Hundreds of displaced people detained by military in Tigray. The UN Humanitarian Coordinator in Ethiopia Catherine Sozi has condemned the arbitrary arrest and ill-treatment of more than 200 displaced people from camps in the town of Shire in northern Ethiopia’s Tigray region. Following the military-led raids on Monday night, Sozi warned that serious violations of human rights law must be investigated, and the perpetrators brought to justice. US President Joe Biden called for a ceasefire and an end to human rights abuses in Tigray, where more than two million people have been displaced by the conflict to date according to the latest figures from the UN Office for the Coordination of Humanitarian Affairs (OCHA).


STORIES TO WATCH

UN rights agency calls for urgent actions on rescues in Central Mediterranean. The UN human rights agency, OHCHR, issued a report this week calling for urgent reform of search-and-rescue policies and practices in the central Mediterranean Sea. More than 500 people have died already this year trying to reach Europe, with most departing from Libya. The report called on the Libyan coastguard and EU member states and institutions to do more to protect the rights and lives of those compelled to make the dangerous journey.
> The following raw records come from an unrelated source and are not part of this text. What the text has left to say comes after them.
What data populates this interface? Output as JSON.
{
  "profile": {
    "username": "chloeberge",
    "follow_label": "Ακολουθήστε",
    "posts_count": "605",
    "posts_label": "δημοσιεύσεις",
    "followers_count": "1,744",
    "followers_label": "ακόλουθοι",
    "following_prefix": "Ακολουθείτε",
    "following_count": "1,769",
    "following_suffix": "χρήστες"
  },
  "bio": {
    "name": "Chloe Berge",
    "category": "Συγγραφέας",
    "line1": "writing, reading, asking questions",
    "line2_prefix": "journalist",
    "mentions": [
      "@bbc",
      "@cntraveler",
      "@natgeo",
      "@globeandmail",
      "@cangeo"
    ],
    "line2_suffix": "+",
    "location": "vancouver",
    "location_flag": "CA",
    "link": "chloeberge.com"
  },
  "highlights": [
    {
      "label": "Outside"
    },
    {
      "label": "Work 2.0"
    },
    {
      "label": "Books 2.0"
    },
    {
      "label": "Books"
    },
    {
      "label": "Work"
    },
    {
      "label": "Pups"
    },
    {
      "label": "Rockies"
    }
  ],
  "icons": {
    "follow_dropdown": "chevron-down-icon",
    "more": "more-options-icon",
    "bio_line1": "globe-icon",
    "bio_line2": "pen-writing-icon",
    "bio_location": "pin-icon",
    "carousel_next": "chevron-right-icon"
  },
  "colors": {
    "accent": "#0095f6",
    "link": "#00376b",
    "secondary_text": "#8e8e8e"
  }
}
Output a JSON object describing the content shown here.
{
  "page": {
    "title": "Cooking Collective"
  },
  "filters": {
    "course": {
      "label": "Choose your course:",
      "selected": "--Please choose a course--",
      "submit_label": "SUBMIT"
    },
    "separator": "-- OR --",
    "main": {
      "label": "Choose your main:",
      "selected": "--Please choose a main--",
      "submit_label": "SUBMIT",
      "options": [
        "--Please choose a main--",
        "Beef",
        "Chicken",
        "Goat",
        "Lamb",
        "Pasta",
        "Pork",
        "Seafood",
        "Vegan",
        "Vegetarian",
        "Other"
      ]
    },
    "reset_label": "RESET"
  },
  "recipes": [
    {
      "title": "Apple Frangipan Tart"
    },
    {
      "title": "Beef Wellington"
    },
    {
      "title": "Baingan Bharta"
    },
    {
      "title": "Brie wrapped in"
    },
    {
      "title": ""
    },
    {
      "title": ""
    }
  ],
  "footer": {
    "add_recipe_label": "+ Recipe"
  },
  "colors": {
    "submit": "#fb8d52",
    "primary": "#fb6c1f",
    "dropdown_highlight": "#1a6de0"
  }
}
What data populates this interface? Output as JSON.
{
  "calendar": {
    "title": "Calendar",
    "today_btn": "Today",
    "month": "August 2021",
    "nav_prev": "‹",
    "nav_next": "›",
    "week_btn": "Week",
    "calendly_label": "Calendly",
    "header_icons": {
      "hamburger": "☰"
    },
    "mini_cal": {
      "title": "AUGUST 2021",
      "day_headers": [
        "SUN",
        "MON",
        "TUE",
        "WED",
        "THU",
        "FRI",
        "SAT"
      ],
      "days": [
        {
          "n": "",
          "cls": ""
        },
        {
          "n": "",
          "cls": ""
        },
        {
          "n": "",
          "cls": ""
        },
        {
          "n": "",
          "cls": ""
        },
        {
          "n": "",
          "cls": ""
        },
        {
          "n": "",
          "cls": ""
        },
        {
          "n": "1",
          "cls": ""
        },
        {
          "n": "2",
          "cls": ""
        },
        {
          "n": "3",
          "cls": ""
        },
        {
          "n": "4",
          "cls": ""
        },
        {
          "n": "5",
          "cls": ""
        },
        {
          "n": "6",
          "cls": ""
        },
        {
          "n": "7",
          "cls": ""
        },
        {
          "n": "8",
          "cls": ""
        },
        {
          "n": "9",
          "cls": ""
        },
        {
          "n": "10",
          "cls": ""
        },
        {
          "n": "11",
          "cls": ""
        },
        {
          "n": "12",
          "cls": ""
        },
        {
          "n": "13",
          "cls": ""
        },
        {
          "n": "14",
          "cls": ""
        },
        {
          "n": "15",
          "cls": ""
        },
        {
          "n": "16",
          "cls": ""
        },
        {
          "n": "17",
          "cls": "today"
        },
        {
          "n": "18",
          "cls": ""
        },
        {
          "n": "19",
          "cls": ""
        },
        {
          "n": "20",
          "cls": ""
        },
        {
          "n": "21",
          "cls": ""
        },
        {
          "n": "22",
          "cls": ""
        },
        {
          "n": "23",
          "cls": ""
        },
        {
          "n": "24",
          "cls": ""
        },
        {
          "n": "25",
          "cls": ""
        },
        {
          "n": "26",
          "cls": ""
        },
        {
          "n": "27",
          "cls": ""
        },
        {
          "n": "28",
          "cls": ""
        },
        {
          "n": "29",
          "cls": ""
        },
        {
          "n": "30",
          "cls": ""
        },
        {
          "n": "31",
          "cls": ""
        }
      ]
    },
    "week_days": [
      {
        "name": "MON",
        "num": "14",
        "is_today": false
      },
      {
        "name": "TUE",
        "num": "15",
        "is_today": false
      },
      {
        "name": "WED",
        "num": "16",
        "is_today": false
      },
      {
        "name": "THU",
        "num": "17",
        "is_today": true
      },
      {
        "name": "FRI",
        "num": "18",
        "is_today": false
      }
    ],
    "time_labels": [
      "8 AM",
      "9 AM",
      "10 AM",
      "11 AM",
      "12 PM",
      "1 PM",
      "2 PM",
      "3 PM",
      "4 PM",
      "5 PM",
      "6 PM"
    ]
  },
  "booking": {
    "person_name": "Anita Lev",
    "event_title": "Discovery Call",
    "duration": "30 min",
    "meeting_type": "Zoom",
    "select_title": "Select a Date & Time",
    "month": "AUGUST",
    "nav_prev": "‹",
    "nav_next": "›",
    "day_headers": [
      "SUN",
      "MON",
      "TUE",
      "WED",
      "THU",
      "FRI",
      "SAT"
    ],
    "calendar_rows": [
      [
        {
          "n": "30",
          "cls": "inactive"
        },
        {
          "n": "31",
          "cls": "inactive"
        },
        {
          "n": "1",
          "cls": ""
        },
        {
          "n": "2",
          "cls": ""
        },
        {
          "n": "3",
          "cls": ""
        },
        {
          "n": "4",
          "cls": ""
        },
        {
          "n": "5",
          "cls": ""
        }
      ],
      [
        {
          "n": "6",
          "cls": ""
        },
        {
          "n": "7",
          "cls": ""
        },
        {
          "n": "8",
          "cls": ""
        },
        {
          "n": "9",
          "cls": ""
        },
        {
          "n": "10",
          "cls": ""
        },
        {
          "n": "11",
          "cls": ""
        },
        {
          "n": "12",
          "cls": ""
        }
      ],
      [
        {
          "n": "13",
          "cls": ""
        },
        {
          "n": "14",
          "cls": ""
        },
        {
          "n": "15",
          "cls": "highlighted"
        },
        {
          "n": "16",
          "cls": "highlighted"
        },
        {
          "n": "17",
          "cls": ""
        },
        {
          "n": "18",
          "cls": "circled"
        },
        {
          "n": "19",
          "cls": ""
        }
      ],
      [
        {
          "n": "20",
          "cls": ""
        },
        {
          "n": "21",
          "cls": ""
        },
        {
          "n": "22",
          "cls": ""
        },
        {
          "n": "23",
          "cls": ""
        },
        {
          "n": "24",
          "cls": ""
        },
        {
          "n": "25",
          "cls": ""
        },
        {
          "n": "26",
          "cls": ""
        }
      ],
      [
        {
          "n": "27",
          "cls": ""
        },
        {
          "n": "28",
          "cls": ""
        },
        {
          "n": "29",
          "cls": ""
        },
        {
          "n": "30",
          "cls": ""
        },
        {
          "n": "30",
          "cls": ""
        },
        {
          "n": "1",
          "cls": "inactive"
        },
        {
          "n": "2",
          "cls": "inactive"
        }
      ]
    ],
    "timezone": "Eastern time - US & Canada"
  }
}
It added that even on arrival in Europe, many face prolonged or arbitrary detention or lack access to adequate food, water and shelter.

Fear of further instability in Mali after arrest of interim leaders. Renewed political turmoil in Mali, coming just nine months after the ousting of former President Ibrahim Boubacar Keita, has raised fears of fresh instability in the West African nation. The country’s interim President and Prime Minister each resigned on Wednesday following their arrest by the military. Both were released on Thursday, when former military junta leader Col. Assimi Goïta declared himself interim President. Instability in Mali is seen as a threat to regional security in the Sahel region, where multiple crises – including armed conflict, poverty and climate change – have displaced more than two million people inside their own borders. The region also hosts more than 850,000 refugees, mainly from Mali.

Mozambicans report paying bribes to escape northern town. The BBC reports that people trapped in a town in northern Mozambique’s Cabo Delgado province say they had to pay bribes to leave the area after it was surrounded by security checkpoints. More than 20,000 people fled to Quitunda following attacks by armed groups on the nearby town of Palma at the end of March. According to the report, two women said they had to pay security forces to board evacuation flights to the regional capital, Pemba, while Human Rights Watch say they spoke to people who also reported paying bribes to leave the area. In a separate report, the BBC spoke to displaced Mozambicans on the remote island of Quirimba off the coast of Cabo Delgado, where more than 9,000 people fled to escape the recent violence and now face a shortage of food and other assistance.


GET INSPIRED

Joseph Allen Ruanto-Ramirez, 35, arrived in the United States as a child from an indigenous community in the Philippines. Today, he is a PhD candidate in cultural studies at the Claremont Graduate University. He conducts research and teaches about the complexities of identity, often drawing on his personal experience as a “queer, Indigenous Asian American refugee,” as he has described himself. He shared his story with UNHCR as part of a feature to mark Asian American and Pacific Islander Heritage Month in the US, where anti-Asian hate crimes have proliferated since the start of the COVID-19 pandemic. Racism, he said, is like seeing another community “as a monster, something you need to be scared of.”


DID YOU KNOW?

Studies have shown that if high-income countries focus only on vaccinating their own populations against COVID-19, global GDP could fall by up to US$9.2 trillion this year alone, with half the losses affecting richer economies.